New Year’s resolutions can be an opportunity for Oklahoma Christian University students to better themselves for 2016.
“I feel that resolutions are important for everyone,” senior Philip Kingsley said. “To make a conscious decision to improve oneself in the following year either spiritually, intellectually or physically is admirable if one makes an effort to stay true to that decision.”
According to the Statistic Brain Research Institute, 75 percent of people in 2015 maintained their resolution through the first week of January and then quit.
“People make this huge list of resolutions,” English Professor Nathan Shank said. “Sometimes it is this huge unattainable list. I think it is better to just focus on something for a whole year and really get that one thing integrated into who you are.”
Change in one’s routine can cause some degree of emotional friction that leads to stress, which can lead to failure to keep resolutions, according to U.S. News.
“Resolutions are never a bad thing,” Shank said. “It is hard to say you should not make New Year’s resolutions but if they do become anxiety for you, then they are just going to cause more harm than good.”
Senior Rachael McGowan said she believes New Year’s resolutions are a way for people to ‘start over’ for the New Year and develop positive habits.
“I really like resolutions because it is nice to have a new beginning,” McGowan said. “It is nice to start fresh and set new goals for yourself and to better yourself. It is like a restart button for everyone.”
Oklahoma Christian University students have many different resources at their disposal for keeping true to their New Year’s resolutions: the library’s research help and writing center, TeamOC’s various fitness weekly classes and different departmental tutoring.
These outlets are available to students in order to help them develop habits that may lead them to succeed, according to Shank.
“Resolutions are good at developing habits,” Shank said. “If you can develop a habit, that is really powerful.”
Kingsley said he usually makes resolutions, but this year he did not because he ends up not fulfilling some of his goals.
“I find it frustrating when people proclaim to the world what they are going to do, but never follow through,” Kingsley said. “For example, when I would go to the gym the first week of January, it would be packed full.
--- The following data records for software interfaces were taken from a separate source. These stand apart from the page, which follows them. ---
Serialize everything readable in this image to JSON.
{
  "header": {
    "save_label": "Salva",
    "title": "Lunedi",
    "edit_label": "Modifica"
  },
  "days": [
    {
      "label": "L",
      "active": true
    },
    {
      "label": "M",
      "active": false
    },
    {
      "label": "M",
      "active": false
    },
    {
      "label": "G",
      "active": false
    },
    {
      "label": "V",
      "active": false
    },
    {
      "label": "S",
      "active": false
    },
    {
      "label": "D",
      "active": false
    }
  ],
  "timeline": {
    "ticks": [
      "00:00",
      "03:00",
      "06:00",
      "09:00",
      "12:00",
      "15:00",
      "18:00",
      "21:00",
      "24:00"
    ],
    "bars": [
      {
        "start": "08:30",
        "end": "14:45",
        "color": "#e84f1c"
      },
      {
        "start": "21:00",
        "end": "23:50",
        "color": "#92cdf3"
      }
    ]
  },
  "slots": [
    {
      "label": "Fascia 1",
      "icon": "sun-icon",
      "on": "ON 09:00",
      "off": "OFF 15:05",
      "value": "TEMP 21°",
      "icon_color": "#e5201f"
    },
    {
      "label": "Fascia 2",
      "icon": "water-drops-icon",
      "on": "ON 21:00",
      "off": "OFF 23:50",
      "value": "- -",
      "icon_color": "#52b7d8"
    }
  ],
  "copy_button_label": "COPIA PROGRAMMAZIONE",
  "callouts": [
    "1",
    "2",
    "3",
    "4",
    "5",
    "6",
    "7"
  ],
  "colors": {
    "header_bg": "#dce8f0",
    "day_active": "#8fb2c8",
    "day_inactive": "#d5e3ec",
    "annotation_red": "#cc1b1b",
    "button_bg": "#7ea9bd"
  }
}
Give it a couple weeks and the numbers thin out by a lot.”
People may also not make resolutions because they do not have the habits necessary to continually keep up with their resolutions.
“I think resolutions are for those people that have good habits already,” Shank said. “If you are able to keep a resolution, it is probably because you already have this internal habit that you respond to that kind of repeated reinforcement.”
Kingsley said he believes that if people want to maintain the habit of their resolution, they should follow through with their decision to make the resolution.
“I think people desire to enact change and growth,” Kingsley said. “The action is not always there to follow that desire.”
According to Neilson, health and wellness are top priorities for Americans, with 37 percent of people making a resolution to stay fit in 2015. .Senior Sheldon Yeakley said he has made a resolution to eat healthier and kept his resolution so far.
“It is commendable within our society that resolutions are a big deal,” Kingsley said. “People truly desire to improve themselves, sometimes not for the most noble of causes, but to personally improve nevertheless.”
While New Year’s resolutions seem to be what majority of people focus on, people can also choose to commit to different resolutions the rest of the year and still make an impact on their lives, according to McGowan.
“I think if you do not make a resolution in January, you can always find ways to improve,” McGowan said. “If that means you figure out something needs to change, and it is June, go for it. Do not make the excuses and put it off just because it is the middle of the year.”